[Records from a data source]
···

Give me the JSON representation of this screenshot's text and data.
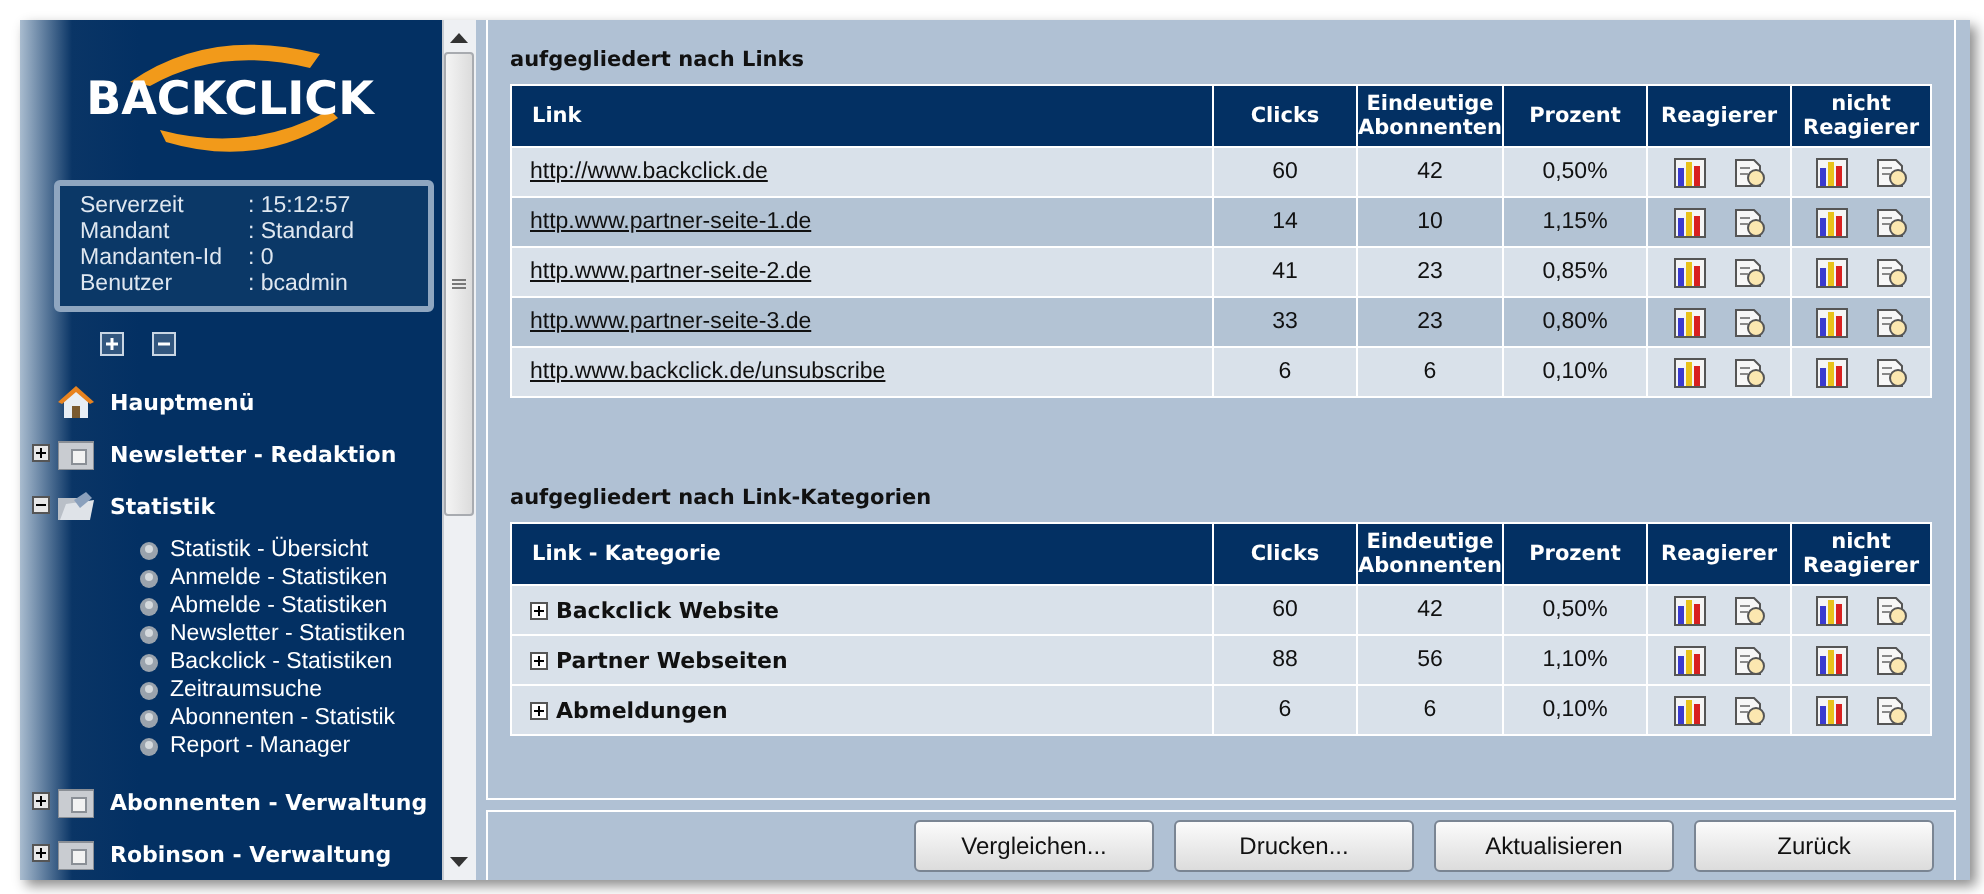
{
  "logo": {
    "text": "BACKCLICK"
  },
  "server_info": [
    {
      "label": "Serverzeit",
      "value": ":  15:12:57"
    },
    {
      "label": "Mandant",
      "value": ": Standard"
    },
    {
      "label": "Mandanten-Id",
      "value": ": 0"
    },
    {
      "label": "Benutzer",
      "value": ": bcadmin"
    }
  ],
  "menu": [
    {
      "kind": "home",
      "label": "Hauptmenü"
    },
    {
      "kind": "folder",
      "label": "Newsletter - Redaktion",
      "expanded": false
    },
    {
      "kind": "folder",
      "label": "Statistik",
      "expanded": true,
      "children": [
        {
          "label": "Statistik - Übersicht"
        },
        {
          "label": "Anmelde - Statistiken"
        },
        {
          "label": "Abmelde - Statistiken"
        },
        {
          "label": "Newsletter - Statistiken"
        },
        {
          "label": "Backclick - Statistiken"
        },
        {
          "label": "Zeitraumsuche"
        },
        {
          "label": "Abonnenten - Statistik"
        },
        {
          "label": "Report - Manager"
        }
      ]
    },
    {
      "kind": "folder",
      "label": "Abonnenten - Verwaltung",
      "expanded": false
    },
    {
      "kind": "folder",
      "label": "Robinson - Verwaltung",
      "expanded": false
    }
  ],
  "sections": [
    {
      "title": "aufgegliedert nach Links",
      "striped": true,
      "columns": [
        "Link",
        "Clicks",
        "Eindeutige Abonnenten",
        "Prozent",
        "Reagierer",
        "nicht Reagierer"
      ],
      "rows": [
        {
          "kind": "link",
          "name": "http://www.backclick.de",
          "clicks": "60",
          "unique": "42",
          "percent": "0,50%"
        },
        {
          "kind": "link",
          "name": "http.www.partner-seite-1.de",
          "clicks": "14",
          "unique": "10",
          "percent": "1,15%"
        },
        {
          "kind": "link",
          "name": "http.www.partner-seite-2.de",
          "clicks": "41",
          "unique": "23",
          "percent": "0,85%"
        },
        {
          "kind": "link",
          "name": "http.www.partner-seite-3.de",
          "clicks": "33",
          "unique": "23",
          "percent": "0,80%"
        },
        {
          "kind": "link",
          "name": "http.www.backclick.de/unsubscribe",
          "clicks": "6",
          "unique": "6",
          "percent": "0,10%"
        }
      ]
    },
    {
      "title": "aufgegliedert nach Link-Kategorien",
      "striped": false,
      "columns": [
        "Link - Kategorie",
        "Clicks",
        "Eindeutige Abonnenten",
        "Prozent",
        "Reagierer",
        "nicht Reagierer"
      ],
      "rows": [
        {
          "kind": "category",
          "name": "Backclick Website",
          "expanded": false,
          "clicks": "60",
          "unique": "42",
          "percent": "0,50%"
        },
        {
          "kind": "category",
          "name": "Partner Webseiten",
          "expanded": false,
          "clicks": "88",
          "unique": "56",
          "percent": "1,10%"
        },
        {
          "kind": "category",
          "name": "Abmeldungen",
          "expanded": false,
          "clicks": "6",
          "unique": "6",
          "percent": "0,10%"
        }
      ]
    }
  ],
  "buttons": [
    "Vergleichen...",
    "Drucken...",
    "Aktualisieren",
    "Zurück"
  ]
}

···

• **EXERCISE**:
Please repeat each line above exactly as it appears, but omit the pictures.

• **EXERCISE ANSWER**:
Give me the JSON representation of this screenshot's text and data.
{
  "logo": {
    "text": "BACKCLICK"
  },
  "server_info": [
    {
      "label": "Serverzeit",
      "value": ":  15:12:57"
    },
    {
      "label": "Mandant",
      "value": ": Standard"
    },
    {
      "label": "Mandanten-Id",
      "value": ": 0"
    },
    {
      "label": "Benutzer",
      "value": ": bcadmin"
    }
  ],
  "menu": [
    {
      "kind": "home",
      "label": "Hauptmenü"
    },
    {
      "kind": "folder",
      "label": "Newsletter - Redaktion",
      "expanded": false
    },
    {
      "kind": "folder",
      "label": "Statistik",
      "expanded": true,
      "children": [
        {
          "label": "Statistik - Übersicht"
        },
        {
          "label": "Anmelde - Statistiken"
        },
        {
          "label": "Abmelde - Statistiken"
        },
        {
          "label": "Newsletter - Statistiken"
        },
        {
          "label": "Backclick - Statistiken"
        },
        {
          "label": "Zeitraumsuche"
        },
        {
          "label": "Abonnenten - Statistik"
        },
        {
          "label": "Report - Manager"
        }
      ]
    },
    {
      "kind": "folder",
      "label": "Abonnenten - Verwaltung",
      "expanded": false
    },
    {
      "kind": "folder",
      "label": "Robinson - Verwaltung",
      "expanded": false
    }
  ],
  "sections": [
    {
      "title": "aufgegliedert nach Links",
      "striped": true,
      "columns": [
        "Link",
        "Clicks",
        "Eindeutige Abonnenten",
        "Prozent",
        "Reagierer",
        "nicht Reagierer"
      ],
      "rows": [
        {
          "kind": "link",
          "name": "http://www.backclick.de",
          "clicks": "60",
          "unique": "42",
          "percent": "0,50%"
        },
        {
          "kind": "link",
          "name": "http.www.partner-seite-1.de",
          "clicks": "14",
          "unique": "10",
          "percent": "1,15%"
        },
        {
          "kind": "link",
          "name": "http.www.partner-seite-2.de",
          "clicks": "41",
          "unique": "23",
          "percent": "0,85%"
        },
        {
          "kind": "link",
          "name": "http.www.partner-seite-3.de",
          "clicks": "33",
          "unique": "23",
          "percent": "0,80%"
        },
        {
          "kind": "link",
          "name": "http.www.backclick.de/unsubscribe",
          "clicks": "6",
          "unique": "6",
          "percent": "0,10%"
        }
      ]
    },
    {
      "title": "aufgegliedert nach Link-Kategorien",
      "striped": false,
      "columns": [
        "Link - Kategorie",
        "Clicks",
        "Eindeutige Abonnenten",
        "Prozent",
        "Reagierer",
        "nicht Reagierer"
      ],
      "rows": [
        {
          "kind": "category",
          "name": "Backclick Website",
          "expanded": false,
          "clicks": "60",
          "unique": "42",
          "percent": "0,50%"
        },
        {
          "kind": "category",
          "name": "Partner Webseiten",
          "expanded": false,
          "clicks": "88",
          "unique": "56",
          "percent": "1,10%"
        },
        {
          "kind": "category",
          "name": "Abmeldungen",
          "expanded": false,
          "clicks": "6",
          "unique": "6",
          "percent": "0,10%"
        }
      ]
    }
  ],
  "buttons": [
    "Vergleichen...",
    "Drucken...",
    "Aktualisieren",
    "Zurück"
  ]
}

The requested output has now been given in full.